Moderated Discussion Areas
  ContinuousWave: Small Boat Electrical
  Identifying Current Capacity of Circuit Breaker

Post New Topic  Post Reply
search | FAQ | profile | register | author help

Author Topic:   Identifying Current Capacity of Circuit Breaker
Henry posted 06-22-2007 11:37 AM ET (US)   Profile for Henry   Send Email to Henry  
My 1988 Montauk has a circuit breaker located under a box mounted to the starboard gunwhale near the stern. The breaker is probably the original and has no identifying information left on it. Is it correct that the original circuit breaker on the Montauk was 30 amps?
jimh posted 06-26-2007 08:52 AM ET (US)     Profile for jimh  Send Email to jimh     
It is universal that a circuit breaker will have a label which indicated the current capacity. The legend may be imprinted on the moveable handle or plunger, or may be affixed to the side of the device. Remove the device from the plastic enclosure and visually inspect it for evidence of its capacity.

The capacity of the circuit breaker has to be matched to the size of the wire conductor it is protecting. In most cases the wiring on a Boston Whaler boat was done with 8-AWG conductors. This implies that the circuit breaker could be as large as 50-ampere. However, on a small boat like a Boston Whaler center console, it is unlikely that the electrical load at the helm console will exceed more than 20-ampere. You can use a smaller circuit breaker, sized to correspond with the load, if you wish.

Henry posted 06-27-2007 12:59 AM ET (US)     Profile for Henry  Send Email to Henry     
Thanks Jimh for the reply. The circuit breaker on my boat is so old that there is no identifying info on it except "Carling Switch, Inc. ... U.S. Pat Nos. ... Others Pend."

Post New Topic  Post Reply
Hop to:

Contact Us | RETURN to ContinuousWave Top Page

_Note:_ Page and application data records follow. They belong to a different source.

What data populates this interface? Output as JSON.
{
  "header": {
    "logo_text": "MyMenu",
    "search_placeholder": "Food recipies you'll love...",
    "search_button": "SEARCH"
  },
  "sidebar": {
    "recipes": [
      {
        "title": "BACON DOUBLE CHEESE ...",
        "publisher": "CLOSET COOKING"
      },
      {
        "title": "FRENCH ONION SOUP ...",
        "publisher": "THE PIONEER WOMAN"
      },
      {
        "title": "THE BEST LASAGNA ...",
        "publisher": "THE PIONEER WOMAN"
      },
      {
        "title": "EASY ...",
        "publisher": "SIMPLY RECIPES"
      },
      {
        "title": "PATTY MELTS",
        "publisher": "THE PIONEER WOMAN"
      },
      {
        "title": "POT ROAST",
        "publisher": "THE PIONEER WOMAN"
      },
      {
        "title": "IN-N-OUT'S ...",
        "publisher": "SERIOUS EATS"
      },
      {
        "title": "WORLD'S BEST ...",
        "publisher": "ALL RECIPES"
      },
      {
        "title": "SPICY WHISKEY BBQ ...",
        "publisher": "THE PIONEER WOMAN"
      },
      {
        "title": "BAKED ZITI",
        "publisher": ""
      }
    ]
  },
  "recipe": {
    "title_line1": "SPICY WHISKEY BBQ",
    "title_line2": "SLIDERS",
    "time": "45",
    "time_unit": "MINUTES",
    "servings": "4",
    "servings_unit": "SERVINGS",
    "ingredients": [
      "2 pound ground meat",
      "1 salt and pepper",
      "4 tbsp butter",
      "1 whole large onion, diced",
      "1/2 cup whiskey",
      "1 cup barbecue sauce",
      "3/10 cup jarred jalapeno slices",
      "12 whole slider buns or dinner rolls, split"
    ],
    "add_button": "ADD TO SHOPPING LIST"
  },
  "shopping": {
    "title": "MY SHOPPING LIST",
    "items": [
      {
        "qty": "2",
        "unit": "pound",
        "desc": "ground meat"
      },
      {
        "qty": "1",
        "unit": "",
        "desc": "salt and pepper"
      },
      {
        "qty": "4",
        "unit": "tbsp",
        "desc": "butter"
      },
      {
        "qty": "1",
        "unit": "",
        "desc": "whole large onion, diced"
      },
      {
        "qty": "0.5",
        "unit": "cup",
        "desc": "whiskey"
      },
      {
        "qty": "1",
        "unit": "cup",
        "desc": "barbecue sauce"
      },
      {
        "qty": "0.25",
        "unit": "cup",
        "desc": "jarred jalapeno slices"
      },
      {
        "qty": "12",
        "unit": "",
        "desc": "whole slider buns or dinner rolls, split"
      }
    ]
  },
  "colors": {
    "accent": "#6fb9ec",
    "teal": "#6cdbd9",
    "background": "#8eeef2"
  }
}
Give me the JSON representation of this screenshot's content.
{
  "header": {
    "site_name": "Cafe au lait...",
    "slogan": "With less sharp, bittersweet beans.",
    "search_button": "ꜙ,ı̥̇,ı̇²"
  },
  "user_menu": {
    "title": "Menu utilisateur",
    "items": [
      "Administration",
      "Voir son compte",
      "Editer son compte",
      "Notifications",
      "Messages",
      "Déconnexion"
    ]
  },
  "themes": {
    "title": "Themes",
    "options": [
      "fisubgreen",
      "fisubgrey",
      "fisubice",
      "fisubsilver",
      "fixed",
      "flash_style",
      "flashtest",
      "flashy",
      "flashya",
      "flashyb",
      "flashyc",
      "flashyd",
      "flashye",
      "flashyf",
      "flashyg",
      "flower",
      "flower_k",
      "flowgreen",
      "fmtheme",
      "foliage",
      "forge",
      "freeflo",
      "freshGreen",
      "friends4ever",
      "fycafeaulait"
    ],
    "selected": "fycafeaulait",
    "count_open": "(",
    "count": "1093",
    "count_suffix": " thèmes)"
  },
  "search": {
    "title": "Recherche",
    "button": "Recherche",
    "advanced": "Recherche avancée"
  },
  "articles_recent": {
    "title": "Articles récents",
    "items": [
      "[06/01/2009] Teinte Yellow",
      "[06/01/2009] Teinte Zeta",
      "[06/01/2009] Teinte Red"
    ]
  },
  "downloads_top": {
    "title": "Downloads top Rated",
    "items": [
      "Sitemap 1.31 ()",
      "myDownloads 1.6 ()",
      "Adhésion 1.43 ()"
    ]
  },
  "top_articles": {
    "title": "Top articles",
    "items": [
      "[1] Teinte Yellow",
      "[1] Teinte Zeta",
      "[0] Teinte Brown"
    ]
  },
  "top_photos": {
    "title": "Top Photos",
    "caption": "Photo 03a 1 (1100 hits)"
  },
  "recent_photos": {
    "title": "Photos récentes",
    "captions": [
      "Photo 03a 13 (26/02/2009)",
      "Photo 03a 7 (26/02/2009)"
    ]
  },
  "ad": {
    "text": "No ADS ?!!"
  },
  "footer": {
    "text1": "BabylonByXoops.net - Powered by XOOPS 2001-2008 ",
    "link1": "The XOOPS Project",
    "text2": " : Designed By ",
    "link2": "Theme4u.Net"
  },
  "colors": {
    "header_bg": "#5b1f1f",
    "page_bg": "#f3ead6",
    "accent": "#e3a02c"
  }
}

Powered by: Ultimate Bulletin Board, Freeware Version 2000
Purchase our Licensed Version- which adds many more features!
© Infopop Corporation (formerly Madrona Park, Inc.), 1998 - 2000.